 >>rate a Tesla coil when using spark length as the TC output. In the past only
 >>a few coilers could rate and test their coils properly. This resulted in
 >>shorter sparks. However, everyone was more impressed by that random extra
 >>long spark so any tests that gave shorter sparks were not popular.
 >>The problem was the true input energy that actually created that special
 >>extra long spark could not be determined so true TC comparisons could not be
 >>made. Only continuous sparking with fixed lengths made sense. But it does
 >>not appear that we will ever get away from that mysterious random extra long
 >>spark test with an unknown input ( except maybe for one shot tests).
 >>John Couture
 >What is rating a coil "properly"?  The only way to have a relatively
 >constant bang energy is to use a triggered type of gap (rotary, etc.) and
 >then how do you calculate the energy in and out?  What is rated "properly"
 >such that the coil ran with a "constant" length spark?  As line voltage

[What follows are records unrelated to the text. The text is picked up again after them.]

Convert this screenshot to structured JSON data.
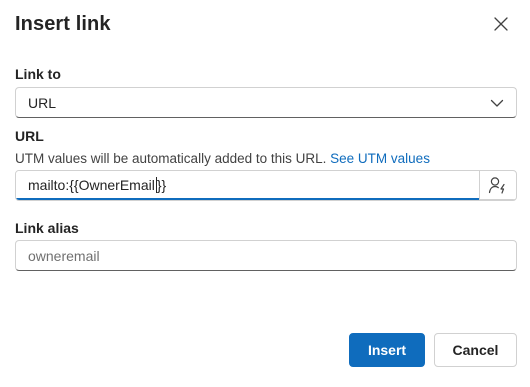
{
  "dialog": {
    "title": "Insert link",
    "close_icon": "close-icon"
  },
  "link_to": {
    "label": "Link to",
    "selected": "URL",
    "chevron_icon": "chevron-down-icon"
  },
  "url": {
    "label": "URL",
    "hint": "UTM values will be automatically added to this URL.",
    "hint_link": "See UTM values",
    "value_before_caret": "mailto:{{OwnerEmail",
    "value_after_caret": "}}",
    "personalize_icon": "personalization-icon"
  },
  "alias": {
    "label": "Link alias",
    "value": "",
    "placeholder": "owneremail"
  },
  "footer": {
    "insert_label": "Insert",
    "cancel_label": "Cancel"
  },
  "colors": {
    "accent": "#0f6cbd",
    "text": "#242424",
    "border": "#d1d1d1"
  }
}
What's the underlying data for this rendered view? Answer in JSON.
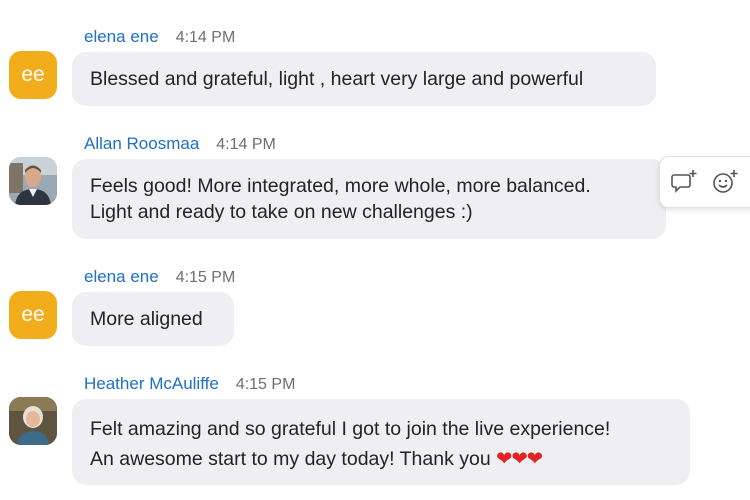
{
  "messages": [
    {
      "sender": "elena ene",
      "time": "4:14 PM",
      "avatar_initials": "ee",
      "lines": [
        "Blessed and grateful, light , heart very large and powerful"
      ]
    },
    {
      "sender": "Allan Roosmaa",
      "time": "4:14 PM",
      "lines": [
        "Feels good! More integrated, more whole, more balanced.",
        "Light and ready to take on new challenges :)"
      ]
    },
    {
      "sender": "elena ene",
      "time": "4:15 PM",
      "avatar_initials": "ee",
      "lines": [
        "More aligned"
      ]
    },
    {
      "sender": "Heather McAuliffe",
      "time": "4:15 PM",
      "lines": [
        "Felt amazing and so grateful I got to join the live experience!",
        "An awesome start to my day today! Thank you"
      ],
      "emoji": "❤❤❤"
    }
  ],
  "hover_actions": [
    {
      "icon": "reply-in-thread-icon"
    },
    {
      "icon": "add-reaction-icon"
    }
  ],
  "colors": {
    "sender": "#1f6fc6",
    "bubble": "#eeeef3",
    "initials_avatar": "#f2ad1d"
  }
}
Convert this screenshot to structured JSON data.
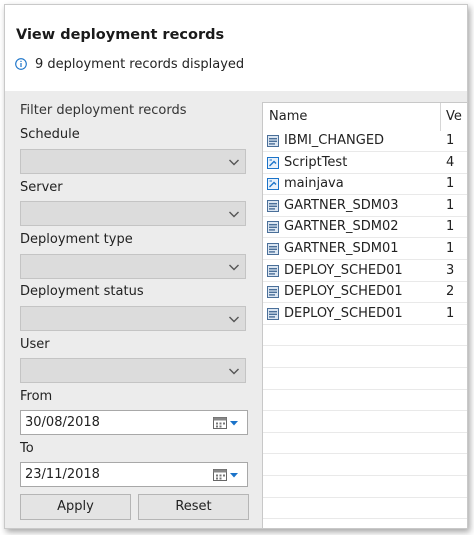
{
  "header": {
    "title": "View deployment records",
    "info": "9 deployment records displayed"
  },
  "filter": {
    "title": "Filter deployment records",
    "schedule_label": "Schedule",
    "server_label": "Server",
    "type_label": "Deployment type",
    "status_label": "Deployment status",
    "user_label": "User",
    "from_label": "From",
    "from_value": "30/08/2018",
    "to_label": "To",
    "to_value": "23/11/2018",
    "apply": "Apply",
    "reset": "Reset"
  },
  "table": {
    "col_name": "Name",
    "col_version": "Ve",
    "rows": [
      {
        "name": "IBMI_CHANGED",
        "version": "1",
        "icon": "deployment-icon"
      },
      {
        "name": "ScriptTest",
        "version": "4",
        "icon": "script-icon"
      },
      {
        "name": "mainjava",
        "version": "1",
        "icon": "script-icon"
      },
      {
        "name": "GARTNER_SDM03",
        "version": "1",
        "icon": "deployment-icon"
      },
      {
        "name": "GARTNER_SDM02",
        "version": "1",
        "icon": "deployment-icon"
      },
      {
        "name": "GARTNER_SDM01",
        "version": "1",
        "icon": "deployment-icon"
      },
      {
        "name": "DEPLOY_SCHED01",
        "version": "3",
        "icon": "deployment-icon"
      },
      {
        "name": "DEPLOY_SCHED01",
        "version": "2",
        "icon": "deployment-icon"
      },
      {
        "name": "DEPLOY_SCHED01",
        "version": "1",
        "icon": "deployment-icon"
      }
    ]
  },
  "colors": {
    "accent": "#1a73c9",
    "panel_bg": "#ececec",
    "combo_bg": "#dcdcdc"
  }
}
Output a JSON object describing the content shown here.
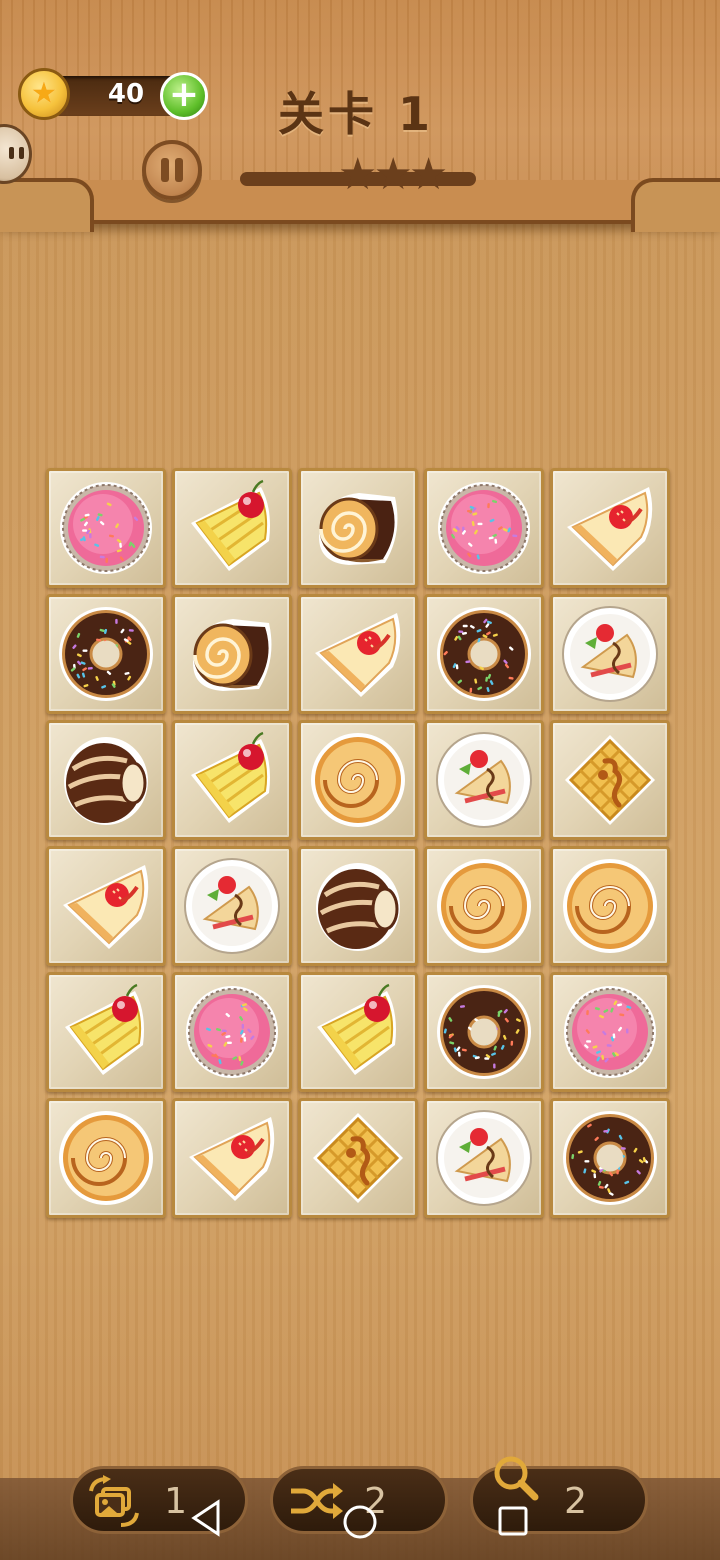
{
  "header": {
    "coins": "40",
    "level_title": "关卡 1"
  },
  "board": {
    "rows": [
      [
        "pink-cupcake",
        "pineapple-cake",
        "swiss-roll",
        "pink-cupcake",
        "strawberry-cake-slice"
      ],
      [
        "chocolate-donut",
        "swiss-roll",
        "strawberry-cake-slice",
        "chocolate-donut",
        "crepe-plate"
      ],
      [
        "chocolate-shell",
        "pineapple-cake",
        "cinnamon-roll",
        "crepe-plate",
        "waffle"
      ],
      [
        "strawberry-cake-slice",
        "crepe-plate",
        "chocolate-shell",
        "cinnamon-roll",
        "cinnamon-roll"
      ],
      [
        "pineapple-cake",
        "pink-cupcake",
        "pineapple-cake",
        "chocolate-donut",
        "pink-cupcake"
      ],
      [
        "cinnamon-roll",
        "strawberry-cake-slice",
        "waffle",
        "crepe-plate",
        "chocolate-donut"
      ]
    ]
  },
  "tools": {
    "undo_count": "1",
    "shuffle_count": "2",
    "hint_count": "2"
  },
  "colors": {
    "wood": "#cf9d60",
    "header_text": "#5b3414",
    "tile_face": "#e2d4b5",
    "tile_border": "#b8893f"
  }
}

 >fluctuates, and environmental conditions change, so will the spark length
 >on the output, and there is no "rating" that will change that.  I am
 >interested to know what you are suggesting changing on a coil that would
 >"rate it properly".  Do you have any documented proof that this was done,
 >or what was changed?
 >In your other post regarding the energy in a single spark, I'm sorry to
 >say, but that is complete bull.  There are several problems with the logic
 >- 1) How was the breakrate known to be 120?  2) The system definitely isn't
 >lossless!!!  3) Wattmeters don't give you Watts/sec, just watts, that's
 >it!  4) There is streamer growth over successive bangs, so unless you know
 >the voltage you charged the tank gap too, are running ina single shot type
 >of set up, and know the exact losses of the system, there is no way to know
 >the energy in the 8.25" arc!!  As you state, there IS a lot more, but the
 >problem is this isn't even a start towards really figuring anything
 >out.  The energy in an arc is not solely determined by its length either,
 >as you can have different amounts of current flowing through the arc, and
 >thus very different amounts of energy.
 >I'm not trying to insult you, John, but there are several very fundamental
 >mistakes in the calculations you have done (specifically in calculating
 >voltage, current, etc. in the secondary), and you should really try to read
 >up on how the quantities interact/relate.  One definite flaw was "Secondary
 >current = joules/voltage".  I'm not going to use more time/bandwidth of the
 >list, and I'm sure several people are getting tired of this discussion, so
 >I'll leave this discussion with this:  True power ratings are a very good
 >estimator of how much power is getting to the actual coil for the same
 >type, ie SGTC, SSTC, etc.  To compare Steve's ISSTC to a SGTC with the same
 >power input that gets half of the spark length tells me that either a) The
 >losses in the ISSTC are much lower, or b) the output waveform of ISSTC is
 >such that it is able to facilitate streamer growth to a much greater extent
 >than the SGTC, and for the purposes of the hobby, I would consider either
 >scenario to be much more efficient than the SGTC!
 >Sean Taylor
 >Urbana, IL